GameStop won't be carrying Medal of Honor in any of its store located on U.S. military bases, the company said, "out of respect for our past and present men and women in uniform."
The inclusion of the Taliban as a playable faction in the multiplayer component of the new Medal of Honor has stirred up no small amount of controversy. Electronic Arts is sticking to its guns in the matter, albeit with a rather weak "it's only a game" justification, and most consumers will be able to pick up the game, Taliban and all, without any trouble when it comes out next month. But for gamers who also happen to be active members of the military, it'll be a trickier proposition.

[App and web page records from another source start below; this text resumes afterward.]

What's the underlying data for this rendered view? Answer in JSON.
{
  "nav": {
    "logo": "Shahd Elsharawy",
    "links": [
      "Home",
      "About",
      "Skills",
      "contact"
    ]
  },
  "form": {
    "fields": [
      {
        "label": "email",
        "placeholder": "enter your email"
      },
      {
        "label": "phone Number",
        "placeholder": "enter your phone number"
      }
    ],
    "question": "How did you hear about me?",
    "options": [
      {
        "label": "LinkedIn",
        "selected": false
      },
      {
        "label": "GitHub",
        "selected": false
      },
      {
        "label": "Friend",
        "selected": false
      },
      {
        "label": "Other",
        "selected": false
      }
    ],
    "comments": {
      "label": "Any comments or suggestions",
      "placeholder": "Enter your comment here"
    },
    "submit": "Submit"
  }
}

The Army and Air Force Exchange Services has said that the game will not be sold in any of the 49 GameStop stores located on military bases in the U.S., or in PX operations anywhere else in the world. Military personnel in the U.S. will still be able to pop down to the local mall and pick up a copy of the game but those deployed to places like Afghanistan and Iraq will simply have to do without.
"Out of respect to those we serve, we will not be stocking this game," Army & Air Force Exchange Service Commander Maj. Gen. Bruce Casella told Kotaku. "We regret any inconvenience this may cause authorized shoppers, but are optimistic that they will understand the sensitivity to the life and death scenarios this product presents as entertainment. As a military command with a retail mission, we serve a very unique customer base that has, or possibly will, witness combat in real life.
"GameStop has agreed out of respect for our past and present men and women in uniform [that] we will not carry Medal of Honor in any of our AAFES-based stores," the company said in an email. "As such, GameStop agreed to have all marketing material pulled by noon today and to stop taking reservations. Customers who enter our AAFES stores and wish to reserve Medal of Honor can and should be directed to the nearest GameStop location off base. GameStop fully supports AAFES in this endeavor and is sensitive to the fact that in multiplayer mode one side will assume the role of Taliban fighter."
Kotaku has printed two interesting responses from members of the military, one supporting the decision and one opposed. A former combat medic who spent six years in the Army, including a deployment to Iraq, said the ban was a "shame" and that he found it offensive that the AAFES apparently believes that soldiers can't protect themselves from products that may be harmful; a member of the Air Force, on the other hand, wrote that PX/BX customers are "people who will be affected by a death in Afghanistan" and that keeping the game off-base is simply a matter of "trying to be sensitive to the pain of their patrons."
Medal of Honor comes out on October 12 for the PC, PlayStation 3 and Xbox 360.
Thanks to SmugFrog for the tip.